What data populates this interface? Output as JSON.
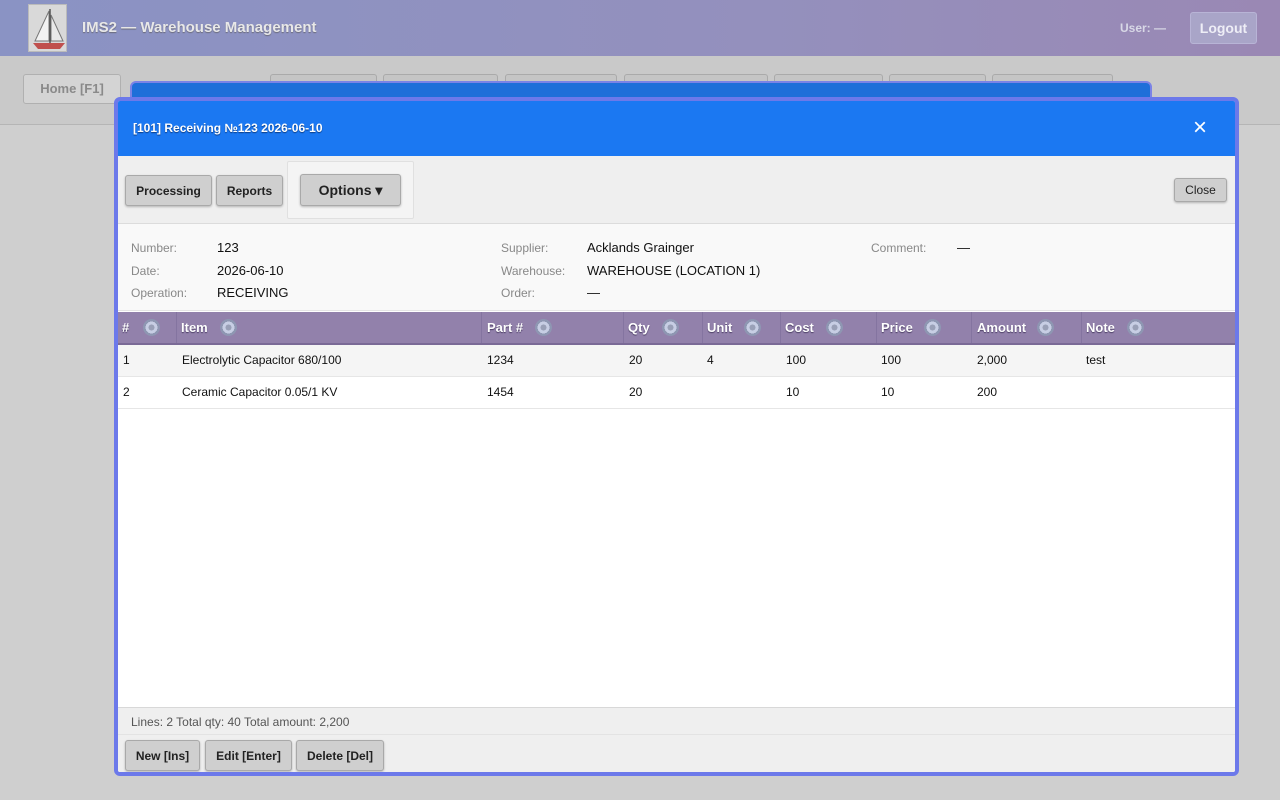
{
  "app": {
    "title": "IMS2 — Warehouse Management",
    "user_label": "User: —",
    "logout_label": "Logout",
    "nav": {
      "home_label": "Home [F1]"
    }
  },
  "dialog": {
    "title": "[101] Receiving №123 2026-06-10",
    "close_icon": "×",
    "toolbar": {
      "processing_label": "Processing",
      "reports_label": "Reports",
      "options_label": "Options ▾",
      "close_label": "Close"
    },
    "info": {
      "number_label": "Number:",
      "number_value": "123",
      "date_label": "Date:",
      "date_value": "2026-06-10",
      "operation_label": "Operation:",
      "operation_value": "RECEIVING",
      "supplier_label": "Supplier:",
      "supplier_value": "Acklands Grainger",
      "warehouse_label": "Warehouse:",
      "warehouse_value": "WAREHOUSE (LOCATION 1)",
      "order_label": "Order:",
      "order_value": "—",
      "comment_label": "Comment:",
      "comment_value": "—"
    },
    "grid": {
      "columns": [
        "#",
        "Item",
        "Part #",
        "Qty",
        "Unit",
        "Cost",
        "Price",
        "Amount",
        "Note"
      ],
      "rows": [
        [
          "1",
          "Electrolytic Capacitor 680/100",
          "1234",
          "20",
          "4",
          "100",
          "100",
          "2,000",
          "test"
        ],
        [
          "2",
          "Ceramic Capacitor 0.05/1 KV",
          "1454",
          "20",
          "",
          "10",
          "10",
          "200",
          ""
        ]
      ]
    },
    "status": "Lines: 2 Total qty: 40 Total amount: 2,200",
    "bottom": {
      "new_label": "New [Ins]",
      "edit_label": "Edit [Enter]",
      "delete_label": "Delete [Del]"
    }
  },
  "colors": {
    "title_bar": "#1b78f2",
    "dialog_border": "#6c79ea",
    "grid_header": "#9281ab",
    "app_header": "#8a93c4"
  }
}
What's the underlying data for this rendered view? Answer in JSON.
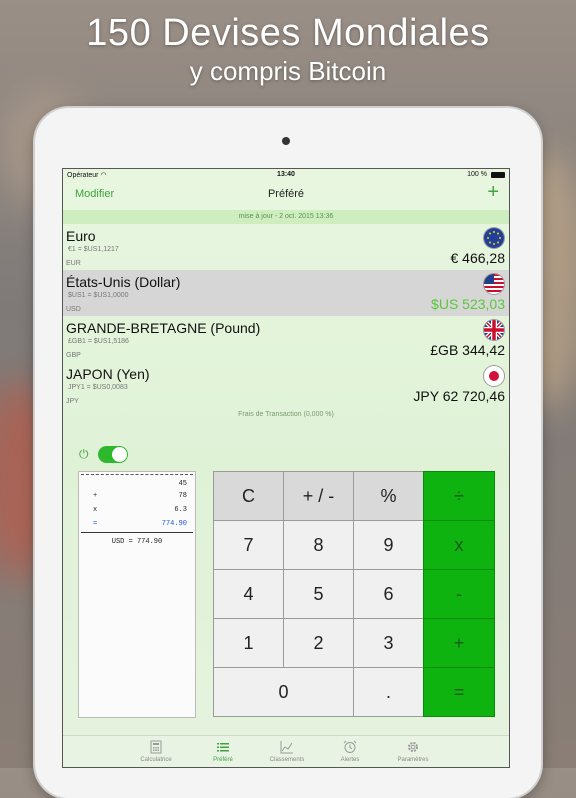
{
  "promo": {
    "line1": "150 Devises Mondiales",
    "line2": "y compris Bitcoin"
  },
  "status": {
    "carrier": "Opérateur",
    "time": "13:40",
    "battery": "100 %"
  },
  "nav": {
    "edit": "Modifier",
    "title": "Préféré",
    "add": "+"
  },
  "updated": "mise à jour - 2 oct. 2015 13:36",
  "currencies": [
    {
      "name": "Euro",
      "rate": "€1 =  $US1,1217",
      "code": "EUR",
      "amount": "€ 466,28",
      "flag": "eu-flag"
    },
    {
      "name": "États-Unis (Dollar)",
      "rate": "$US1 =  $US1,0000",
      "code": "USD",
      "amount": "$US 523,03",
      "flag": "us-flag"
    },
    {
      "name": "GRANDE-BRETAGNE (Pound)",
      "rate": "£GB1 =  $US1,5186",
      "code": "GBP",
      "amount": "£GB 344,42",
      "flag": "uk-flag"
    },
    {
      "name": "JAPON (Yen)",
      "rate": "JPY1 =  $US0,0083",
      "code": "JPY",
      "amount": "JPY 62 720,46",
      "flag": "jp-flag"
    }
  ],
  "fees": "Frais de Transaction (0,000 %)",
  "tape": {
    "lines": [
      {
        "op": "",
        "value": "45"
      },
      {
        "op": "+",
        "value": "78"
      },
      {
        "op": "x",
        "value": "6.3"
      },
      {
        "op": "=",
        "value": "774.90"
      }
    ],
    "result": "USD = 774.90"
  },
  "keys": {
    "c": "C",
    "pm": "+ / -",
    "pct": "%",
    "div": "÷",
    "k7": "7",
    "k8": "8",
    "k9": "9",
    "mul": "x",
    "k4": "4",
    "k5": "5",
    "k6": "6",
    "sub": "-",
    "k1": "1",
    "k2": "2",
    "k3": "3",
    "add": "+",
    "k0": "0",
    "dot": ".",
    "eq": "="
  },
  "tabs": [
    "Calculatrice",
    "Préféré",
    "Classements",
    "Alertes",
    "Paramètres"
  ],
  "colors": {
    "accent": "#3fa33f",
    "operator_keys": "#0fb30f",
    "highlight_amount": "#5cc73c"
  }
}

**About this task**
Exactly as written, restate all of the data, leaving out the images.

**Answer**
What data populates this interface? Output as JSON.
{
  "app": {
    "title": "IMS2 — Warehouse Management",
    "user_label": "User: —",
    "logout_label": "Logout",
    "nav": {
      "home_label": "Home [F1]"
    }
  },
  "dialog": {
    "title": "[101] Receiving №123 2026-06-10",
    "close_icon": "×",
    "toolbar": {
      "processing_label": "Processing",
      "reports_label": "Reports",
      "options_label": "Options ▾",
      "close_label": "Close"
    },
    "info": {
      "number_label": "Number:",
      "number_value": "123",
      "date_label": "Date:",
      "date_value": "2026-06-10",
      "operation_label": "Operation:",
      "operation_value": "RECEIVING",
      "supplier_label": "Supplier:",
      "supplier_value": "Acklands Grainger",
      "warehouse_label": "Warehouse:",
      "warehouse_value": "WAREHOUSE (LOCATION 1)",
      "order_label": "Order:",
      "order_value": "—",
      "comment_label": "Comment:",
      "comment_value": "—"
    },
    "grid": {
      "columns": [
        "#",
        "Item",
        "Part #",
        "Qty",
        "Unit",
        "Cost",
        "Price",
        "Amount",
        "Note"
      ],
      "rows": [
        [
          "1",
          "Electrolytic Capacitor 680/100",
          "1234",
          "20",
          "4",
          "100",
          "100",
          "2,000",
          "test"
        ],
        [
          "2",
          "Ceramic Capacitor 0.05/1 KV",
          "1454",
          "20",
          "",
          "10",
          "10",
          "200",
          ""
        ]
      ]
    },
    "status": "Lines: 2 Total qty: 40 Total amount: 2,200",
    "bottom": {
      "new_label": "New [Ins]",
      "edit_label": "Edit [Enter]",
      "delete_label": "Delete [Del]"
    }
  },
  "colors": {
    "title_bar": "#1b78f2",
    "dialog_border": "#6c79ea",
    "grid_header": "#9281ab",
    "app_header": "#8a93c4"
  }
}
What's the underlying data for this rendered view? Answer in JSON.
{
  "promo": {
    "line1": "150 Devises Mondiales",
    "line2": "y compris Bitcoin"
  },
  "status": {
    "carrier": "Opérateur",
    "time": "13:40",
    "battery": "100 %"
  },
  "nav": {
    "edit": "Modifier",
    "title": "Préféré",
    "add": "+"
  },
  "updated": "mise à jour - 2 oct. 2015 13:36",
  "currencies": [
    {
      "name": "Euro",
      "rate": "€1 =  $US1,1217",
      "code": "EUR",
      "amount": "€ 466,28",
      "flag": "eu-flag"
    },
    {
      "name": "États-Unis (Dollar)",
      "rate": "$US1 =  $US1,0000",
      "code": "USD",
      "amount": "$US 523,03",
      "flag": "us-flag"
    },
    {
      "name": "GRANDE-BRETAGNE (Pound)",
      "rate": "£GB1 =  $US1,5186",
      "code": "GBP",
      "amount": "£GB 344,42",
      "flag": "uk-flag"
    },
    {
      "name": "JAPON (Yen)",
      "rate": "JPY1 =  $US0,0083",
      "code": "JPY",
      "amount": "JPY 62 720,46",
      "flag": "jp-flag"
    }
  ],
  "fees": "Frais de Transaction (0,000 %)",
  "tape": {
    "lines": [
      {
        "op": "",
        "value": "45"
      },
      {
        "op": "+",
        "value": "78"
      },
      {
        "op": "x",
        "value": "6.3"
      },
      {
        "op": "=",
        "value": "774.90"
      }
    ],
    "result": "USD = 774.90"
  },
  "keys": {
    "c": "C",
    "pm": "+ / -",
    "pct": "%",
    "div": "÷",
    "k7": "7",
    "k8": "8",
    "k9": "9",
    "mul": "x",
    "k4": "4",
    "k5": "5",
    "k6": "6",
    "sub": "-",
    "k1": "1",
    "k2": "2",
    "k3": "3",
    "add": "+",
    "k0": "0",
    "dot": ".",
    "eq": "="
  },
  "tabs": [
    "Calculatrice",
    "Préféré",
    "Classements",
    "Alertes",
    "Paramètres"
  ],
  "colors": {
    "accent": "#3fa33f",
    "operator_keys": "#0fb30f",
    "highlight_amount": "#5cc73c"
  }
}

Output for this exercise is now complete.